[[ Data section open ]]

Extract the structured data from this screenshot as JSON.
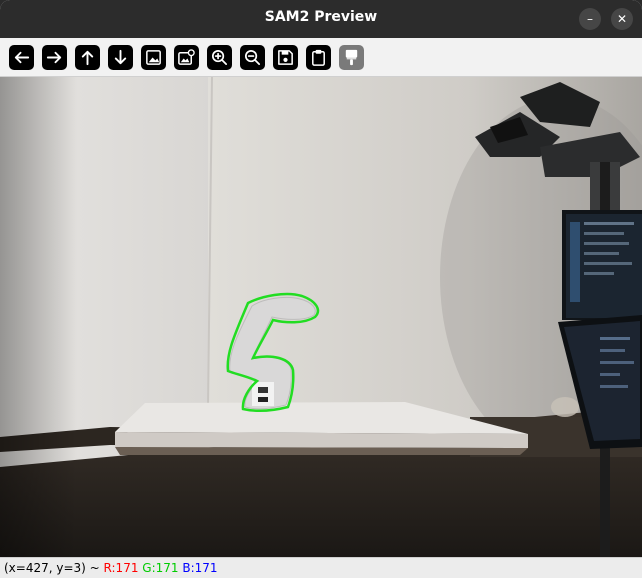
{
  "window": {
    "title": "SAM2 Preview",
    "minimize_label": "–",
    "close_label": "✕"
  },
  "toolbar": {
    "buttons": [
      {
        "name": "back-icon",
        "enabled": true
      },
      {
        "name": "forward-icon",
        "enabled": true
      },
      {
        "name": "up-icon",
        "enabled": true
      },
      {
        "name": "down-icon",
        "enabled": true
      },
      {
        "name": "image-icon",
        "enabled": true
      },
      {
        "name": "image-settings-icon",
        "enabled": true
      },
      {
        "name": "zoom-in-icon",
        "enabled": true
      },
      {
        "name": "zoom-out-icon",
        "enabled": true
      },
      {
        "name": "save-icon",
        "enabled": true
      },
      {
        "name": "clipboard-icon",
        "enabled": true
      },
      {
        "name": "paint-brush-icon",
        "enabled": false
      }
    ]
  },
  "viewer": {
    "mask_color": "#22dd22"
  },
  "status": {
    "coords": "(x=427, y=3) ~",
    "r_label": "R:171",
    "g_label": "G:171",
    "b_label": "B:171",
    "r_color": "#ff0000",
    "g_color": "#00cc00",
    "b_color": "#0000ff"
  }
}
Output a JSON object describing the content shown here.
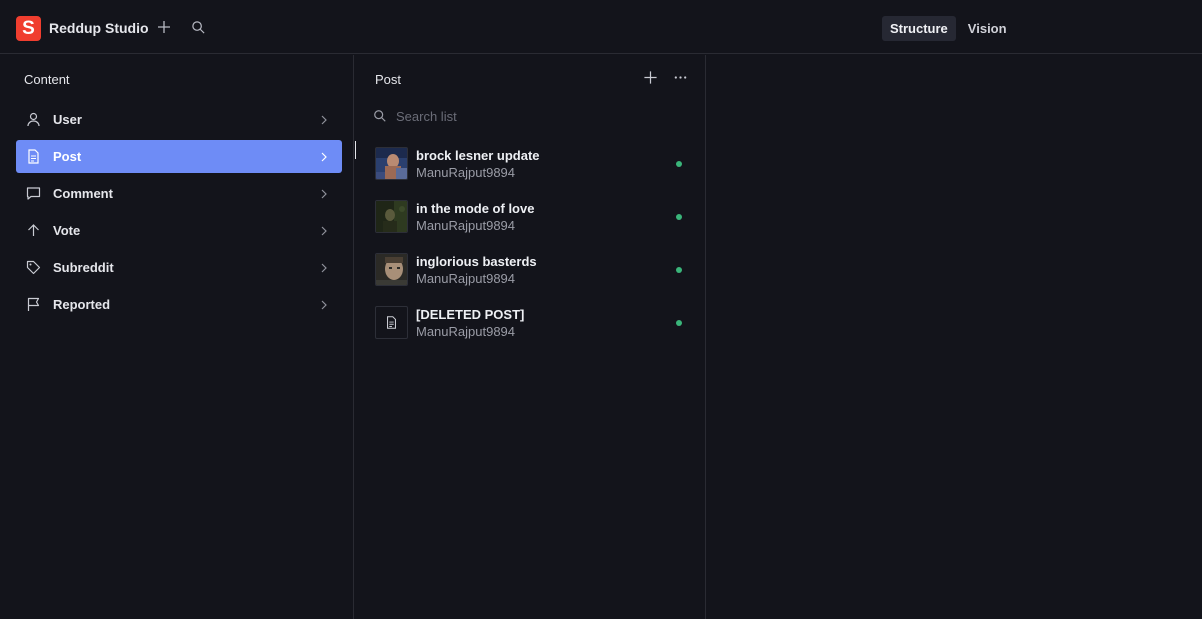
{
  "app": {
    "logo_letter": "S",
    "title": "Reddup Studio"
  },
  "topbar": {
    "tabs": [
      {
        "label": "Structure",
        "active": true
      },
      {
        "label": "Vision",
        "active": false
      }
    ]
  },
  "content_pane": {
    "title": "Content",
    "items": [
      {
        "label": "User",
        "icon": "user-icon"
      },
      {
        "label": "Post",
        "icon": "document-icon",
        "active": true
      },
      {
        "label": "Comment",
        "icon": "comment-icon"
      },
      {
        "label": "Vote",
        "icon": "arrow-up-icon"
      },
      {
        "label": "Subreddit",
        "icon": "tag-icon"
      },
      {
        "label": "Reported",
        "icon": "flag-icon"
      }
    ]
  },
  "post_pane": {
    "title": "Post",
    "search_placeholder": "Search list",
    "posts": [
      {
        "title": "brock lesner update",
        "author": "ManuRajput9894",
        "thumb": "photo"
      },
      {
        "title": "in the mode of love",
        "author": "ManuRajput9894",
        "thumb": "photo"
      },
      {
        "title": "inglorious basterds",
        "author": "ManuRajput9894",
        "thumb": "photo"
      },
      {
        "title": "[DELETED POST]",
        "author": "ManuRajput9894",
        "thumb": "document-icon"
      }
    ]
  },
  "colors": {
    "accent": "#6e8cf6",
    "brand": "#f03e2f",
    "status_published": "#3ab57a"
  }
}
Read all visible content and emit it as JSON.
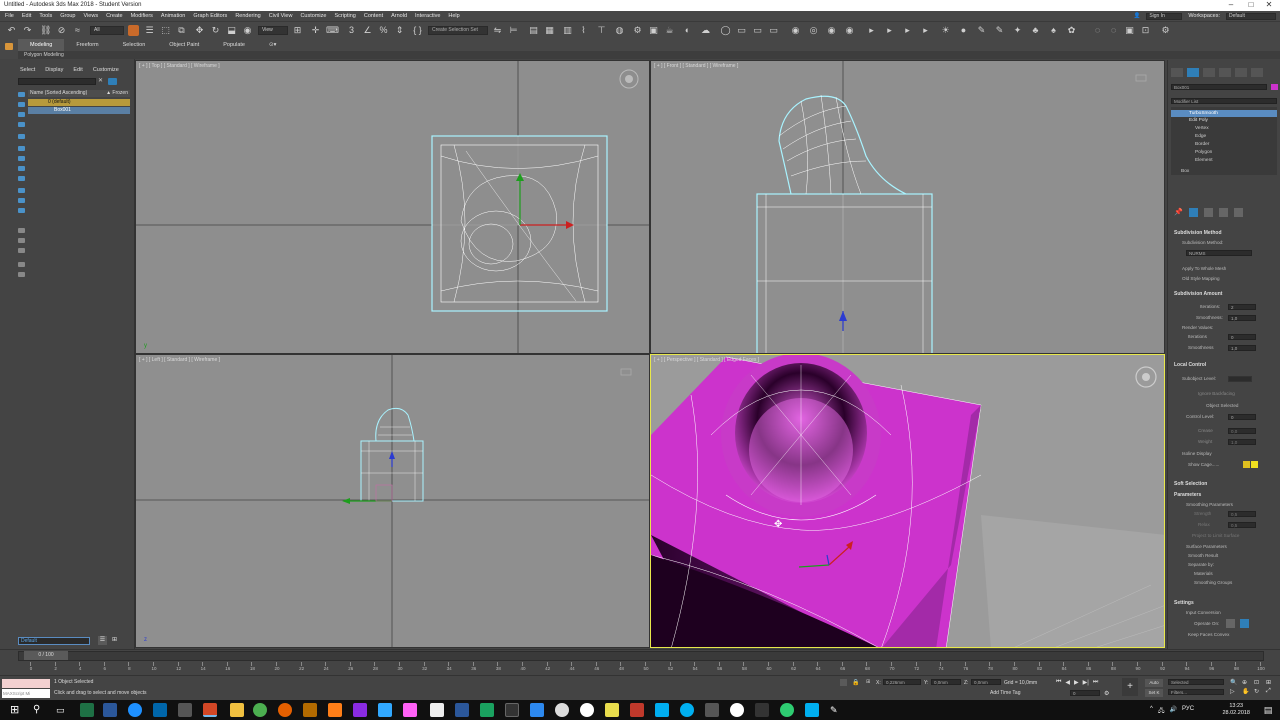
{
  "window": {
    "title": "Untitled - Autodesk 3ds Max 2018 - Student Version",
    "controls": [
      "–",
      "□",
      "✕"
    ]
  },
  "menu": {
    "items": [
      "File",
      "Edit",
      "Tools",
      "Group",
      "Views",
      "Create",
      "Modifiers",
      "Animation",
      "Graph Editors",
      "Rendering",
      "Civil View",
      "Customize",
      "Scripting",
      "Content",
      "Arnold",
      "Interactive",
      "Help"
    ],
    "signin": "Sign In",
    "workspaces_label": "Workspaces:",
    "workspace_value": "Default"
  },
  "toolbar": {
    "filter_value": "All",
    "view_value": "View",
    "selection_set": "Create Selection Set"
  },
  "ribbon": {
    "tabs": [
      "Modeling",
      "Freeform",
      "Selection",
      "Object Paint",
      "Populate"
    ],
    "active": "Modeling",
    "sub_label": "Polygon Modeling"
  },
  "scene_explorer": {
    "tabs": [
      "Select",
      "Display",
      "Edit",
      "Customize"
    ],
    "header": "Name (Sorted Ascending)",
    "header_right": "▲ Frozen",
    "rows": [
      "0 (default)",
      "Box001"
    ],
    "layer_field": "Default"
  },
  "viewports": {
    "top": "[ + ] [ Top ] [ Standard ] [ Wireframe ]",
    "front": "[ + ] [ Front ] [ Standard ] [ Wireframe ]",
    "left": "[ + ] [ Left ] [ Standard ] [ Wireframe ]",
    "perspective": "[ + ] [ Perspective ] [ Standard ] [ Edged Faces ]"
  },
  "command_panel": {
    "object_name": "Box001",
    "modifier_list": "Modifier List",
    "stack": [
      "TurboSmooth",
      "Edit Poly",
      "Vertex",
      "Edge",
      "Border",
      "Polygon",
      "Element",
      "Box"
    ],
    "sections": {
      "subdivision_method": "Subdivision Method",
      "subdivision_method_label": "Subdivision Method:",
      "method_value": "NURMS",
      "apply_whole_mesh": "Apply To Whole Mesh",
      "old_style": "Old Style Mapping",
      "subdivision_amount": "Subdivision Amount",
      "iterations": "Iterations:",
      "iterations_value": "2",
      "smoothness": "Smoothness:",
      "smoothness_value": "1,0",
      "render_values": "Render Values:",
      "r_iterations": "Iterations",
      "r_iterations_value": "0",
      "r_smoothness": "Smoothness",
      "r_smoothness_value": "1,0",
      "local_control": "Local Control",
      "subobject_level": "Subobject Level:",
      "ignore_backfacing": "Ignore Backfacing",
      "object_selected": "Object Selected",
      "control_level": "Control Level:",
      "control_level_value": "0",
      "crease": "Crease",
      "crease_value": "0,0",
      "weight": "Weight",
      "weight_value": "1,0",
      "isoline_display": "Isoline Display",
      "show_cage": "Show Cage......",
      "soft_selection": "Soft Selection",
      "parameters": "Parameters",
      "smoothing_parameters": "Smoothing Parameters",
      "strength": "Strength",
      "strength_value": "0,5",
      "relax": "Relax",
      "relax_value": "0,5",
      "project_limit": "Project to Limit Surface",
      "surface_parameters": "Surface Parameters",
      "smooth_result": "Smooth Result",
      "separate_by": "Separate by:",
      "materials": "Materials",
      "smoothing_groups": "Smoothing Groups",
      "settings": "Settings",
      "input_conversion": "Input Conversion",
      "operate_on": "Operate On:",
      "keep_faces_convex": "Keep Faces Convex"
    }
  },
  "timeline": {
    "frame_display": "0 / 100",
    "ticks": [
      "0",
      "2",
      "4",
      "6",
      "8",
      "10",
      "12",
      "14",
      "16",
      "18",
      "20",
      "22",
      "24",
      "26",
      "28",
      "30",
      "32",
      "34",
      "36",
      "38",
      "40",
      "42",
      "44",
      "46",
      "48",
      "50",
      "52",
      "54",
      "56",
      "58",
      "60",
      "62",
      "64",
      "66",
      "68",
      "70",
      "72",
      "74",
      "76",
      "78",
      "80",
      "82",
      "84",
      "86",
      "88",
      "90",
      "92",
      "94",
      "96",
      "98",
      "100"
    ]
  },
  "status": {
    "maxscript": "MAXScript Mi",
    "message1": "1 Object Selected",
    "message2": "Click and drag to select and move objects",
    "x_label": "X:",
    "x_value": "0,226mm",
    "y_label": "Y:",
    "y_value": "0,0mm",
    "z_label": "Z:",
    "z_value": "0,0mm",
    "grid": "Grid = 10,0mm",
    "add_time_tag": "Add Time Tag",
    "auto": "Auto",
    "set_k": "Set K",
    "selected": "Selected",
    "filters": "Filters...",
    "frame": "0"
  },
  "taskbar": {
    "time": "13:23",
    "date": "28.02.2018",
    "lang": "РУС"
  },
  "colors": {
    "accent_blue": "#2f7fb8",
    "selection_cyan": "#a9f3ff",
    "object_magenta": "#cc33cc",
    "active_viewport": "#e8e84b"
  }
}
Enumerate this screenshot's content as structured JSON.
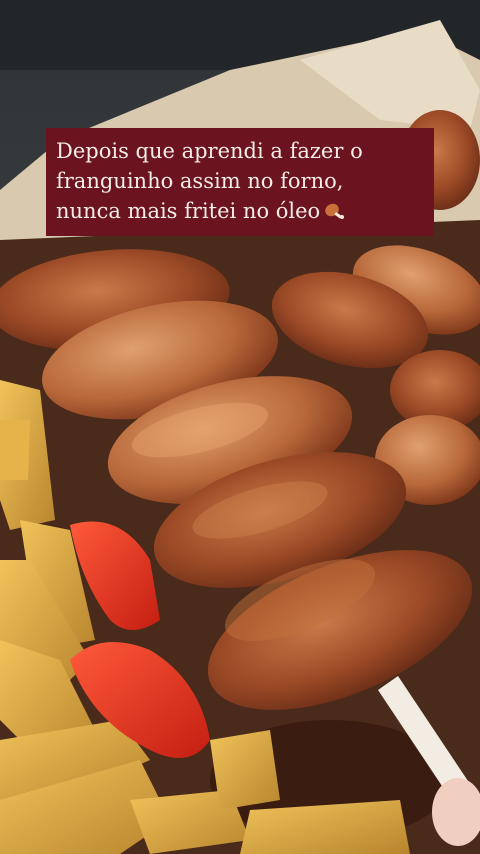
{
  "caption": {
    "lines": [
      "Depois que aprendi a fazer o",
      "franguinho assim no forno,",
      "nunca mais fritei no óleo"
    ],
    "emoji": "poultry-leg-icon"
  },
  "colors": {
    "caption_background": "#6b1420",
    "caption_text": "#f5ece6"
  }
}
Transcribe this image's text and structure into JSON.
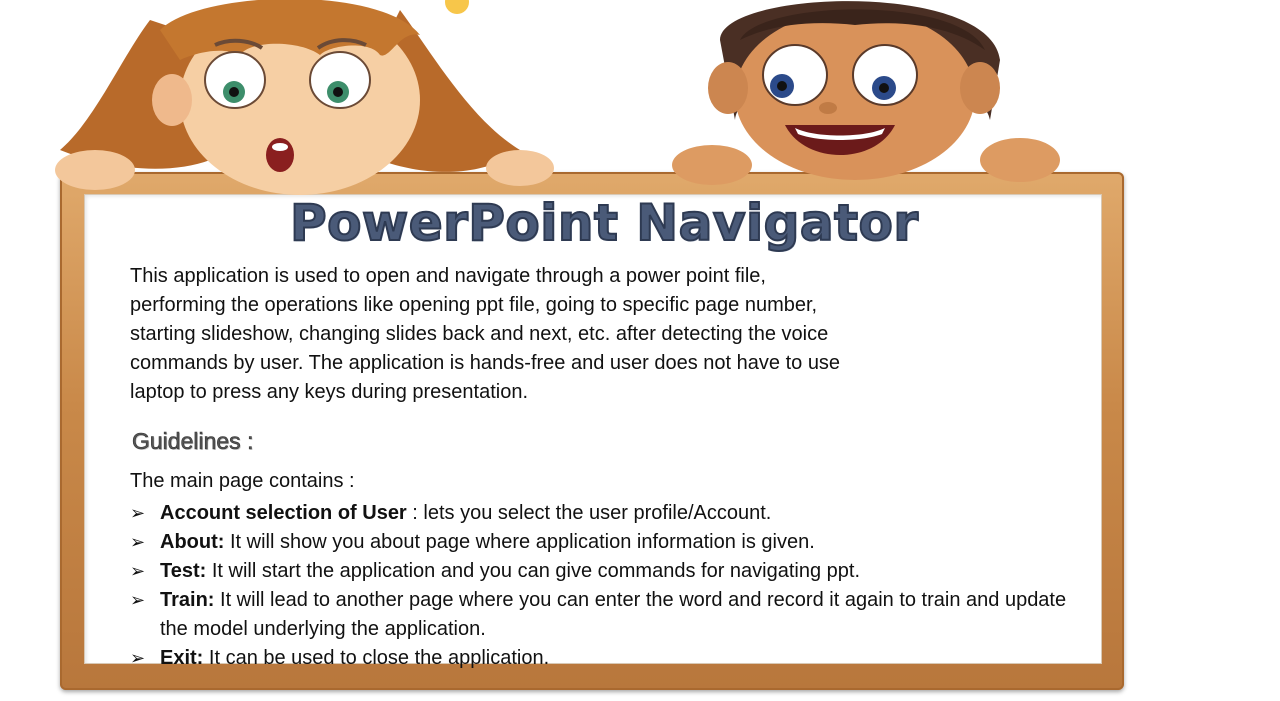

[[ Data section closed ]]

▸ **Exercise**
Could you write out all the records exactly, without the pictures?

▸ **Solution for this problem**
Extract the structured data from this screenshot as JSON.
{
  "window": {
    "title": "SAM2 Preview",
    "minimize_label": "–",
    "close_label": "✕"
  },
  "toolbar": {
    "buttons": [
      {
        "name": "back-icon",
        "enabled": true
      },
      {
        "name": "forward-icon",
        "enabled": true
      },
      {
        "name": "up-icon",
        "enabled": true
      },
      {
        "name": "down-icon",
        "enabled": true
      },
      {
        "name": "image-icon",
        "enabled": true
      },
      {
        "name": "image-settings-icon",
        "enabled": true
      },
      {
        "name": "zoom-in-icon",
        "enabled": true
      },
      {
        "name": "zoom-out-icon",
        "enabled": true
      },
      {
        "name": "save-icon",
        "enabled": true
      },
      {
        "name": "clipboard-icon",
        "enabled": true
      },
      {
        "name": "paint-brush-icon",
        "enabled": false
      }
    ]
  },
  "viewer": {
    "mask_color": "#22dd22"
  },
  "status": {
    "coords": "(x=427, y=3) ~",
    "r_label": "R:171",
    "g_label": "G:171",
    "b_label": "B:171",
    "r_color": "#ff0000",
    "g_color": "#00cc00",
    "b_color": "#0000ff"
  }
}
Output a JSON object describing the content shown here.
{
  "app": {
    "logo_letter": "S",
    "title": "Reddup Studio"
  },
  "topbar": {
    "tabs": [
      {
        "label": "Structure",
        "active": true
      },
      {
        "label": "Vision",
        "active": false
      }
    ]
  },
  "content_pane": {
    "title": "Content",
    "items": [
      {
        "label": "User",
        "icon": "user-icon"
      },
      {
        "label": "Post",
        "icon": "document-icon",
        "active": true
      },
      {
        "label": "Comment",
        "icon": "comment-icon"
      },
      {
        "label": "Vote",
        "icon": "arrow-up-icon"
      },
      {
        "label": "Subreddit",
        "icon": "tag-icon"
      },
      {
        "label": "Reported",
        "icon": "flag-icon"
      }
    ]
  },
  "post_pane": {
    "title": "Post",
    "search_placeholder": "Search list",
    "posts": [
      {
        "title": "brock lesner update",
        "author": "ManuRajput9894",
        "thumb": "photo"
      },
      {
        "title": "in the mode of love",
        "author": "ManuRajput9894",
        "thumb": "photo"
      },
      {
        "title": "inglorious basterds",
        "author": "ManuRajput9894",
        "thumb": "photo"
      },
      {
        "title": "[DELETED POST]",
        "author": "ManuRajput9894",
        "thumb": "document-icon"
      }
    ]
  },
  "colors": {
    "accent": "#6e8cf6",
    "brand": "#f03e2f",
    "status_published": "#3ab57a"
  }
}
Read all visible content and emit it as JSON.
{
  "window": {
    "title": "Untitled - Autodesk 3ds Max 2018 - Student Version",
    "controls": [
      "–",
      "□",
      "✕"
    ]
  },
  "menu": {
    "items": [
      "File",
      "Edit",
      "Tools",
      "Group",
      "Views",
      "Create",
      "Modifiers",
      "Animation",
      "Graph Editors",
      "Rendering",
      "Civil View",
      "Customize",
      "Scripting",
      "Content",
      "Arnold",
      "Interactive",
      "Help"
    ],
    "signin": "Sign In",
    "workspaces_label": "Workspaces:",
    "workspace_value": "Default"
  },
  "toolbar": {
    "filter_value": "All",
    "view_value": "View",
    "selection_set": "Create Selection Set"
  },
  "ribbon": {
    "tabs": [
      "Modeling",
      "Freeform",
      "Selection",
      "Object Paint",
      "Populate"
    ],
    "active": "Modeling",
    "sub_label": "Polygon Modeling"
  },
  "scene_explorer": {
    "tabs": [
      "Select",
      "Display",
      "Edit",
      "Customize"
    ],
    "header": "Name (Sorted Ascending)",
    "header_right": "▲ Frozen",
    "rows": [
      "0 (default)",
      "Box001"
    ],
    "layer_field": "Default"
  },
  "viewports": {
    "top": "[ + ] [ Top ] [ Standard ] [ Wireframe ]",
    "front": "[ + ] [ Front ] [ Standard ] [ Wireframe ]",
    "left": "[ + ] [ Left ] [ Standard ] [ Wireframe ]",
    "perspective": "[ + ] [ Perspective ] [ Standard ] [ Edged Faces ]"
  },
  "command_panel": {
    "object_name": "Box001",
    "modifier_list": "Modifier List",
    "stack": [
      "TurboSmooth",
      "Edit Poly",
      "Vertex",
      "Edge",
      "Border",
      "Polygon",
      "Element",
      "Box"
    ],
    "sections": {
      "subdivision_method": "Subdivision Method",
      "subdivision_method_label": "Subdivision Method:",
      "method_value": "NURMS",
      "apply_whole_mesh": "Apply To Whole Mesh",
      "old_style": "Old Style Mapping",
      "subdivision_amount": "Subdivision Amount",
      "iterations": "Iterations:",
      "iterations_value": "2",
      "smoothness": "Smoothness:",
      "smoothness_value": "1,0",
      "render_values": "Render Values:",
      "r_iterations": "Iterations",
      "r_iterations_value": "0",
      "r_smoothness": "Smoothness",
      "r_smoothness_value": "1,0",
      "local_control": "Local Control",
      "subobject_level": "Subobject Level:",
      "ignore_backfacing": "Ignore Backfacing",
      "object_selected": "Object Selected",
      "control_level": "Control Level:",
      "control_level_value": "0",
      "crease": "Crease",
      "crease_value": "0,0",
      "weight": "Weight",
      "weight_value": "1,0",
      "isoline_display": "Isoline Display",
      "show_cage": "Show Cage......",
      "soft_selection": "Soft Selection",
      "parameters": "Parameters",
      "smoothing_parameters": "Smoothing Parameters",
      "strength": "Strength",
      "strength_value": "0,5",
      "relax": "Relax",
      "relax_value": "0,5",
      "project_limit": "Project to Limit Surface",
      "surface_parameters": "Surface Parameters",
      "smooth_result": "Smooth Result",
      "separate_by": "Separate by:",
      "materials": "Materials",
      "smoothing_groups": "Smoothing Groups",
      "settings": "Settings",
      "input_conversion": "Input Conversion",
      "operate_on": "Operate On:",
      "keep_faces_convex": "Keep Faces Convex"
    }
  },
  "timeline": {
    "frame_display": "0 / 100",
    "ticks": [
      "0",
      "2",
      "4",
      "6",
      "8",
      "10",
      "12",
      "14",
      "16",
      "18",
      "20",
      "22",
      "24",
      "26",
      "28",
      "30",
      "32",
      "34",
      "36",
      "38",
      "40",
      "42",
      "44",
      "46",
      "48",
      "50",
      "52",
      "54",
      "56",
      "58",
      "60",
      "62",
      "64",
      "66",
      "68",
      "70",
      "72",
      "74",
      "76",
      "78",
      "80",
      "82",
      "84",
      "86",
      "88",
      "90",
      "92",
      "94",
      "96",
      "98",
      "100"
    ]
  },
  "status": {
    "maxscript": "MAXScript Mi",
    "message1": "1 Object Selected",
    "message2": "Click and drag to select and move objects",
    "x_label": "X:",
    "x_value": "0,226mm",
    "y_label": "Y:",
    "y_value": "0,0mm",
    "z_label": "Z:",
    "z_value": "0,0mm",
    "grid": "Grid = 10,0mm",
    "add_time_tag": "Add Time Tag",
    "auto": "Auto",
    "set_k": "Set K",
    "selected": "Selected",
    "filters": "Filters...",
    "frame": "0"
  },
  "taskbar": {
    "time": "13:23",
    "date": "28.02.2018",
    "lang": "РУС"
  },
  "colors": {
    "accent_blue": "#2f7fb8",
    "selection_cyan": "#a9f3ff",
    "object_magenta": "#cc33cc",
    "active_viewport": "#e8e84b"
  }
}
Enumerate this screenshot's content as structured JSON.
{
  "caption": {
    "lines": [
      "Depois que aprendi a fazer o",
      "franguinho assim no forno,",
      "nunca mais fritei no óleo"
    ],
    "emoji": "poultry-leg-icon"
  },
  "colors": {
    "caption_background": "#6b1420",
    "caption_text": "#f5ece6"
  }
}
Transcribe this image's text and structure into JSON.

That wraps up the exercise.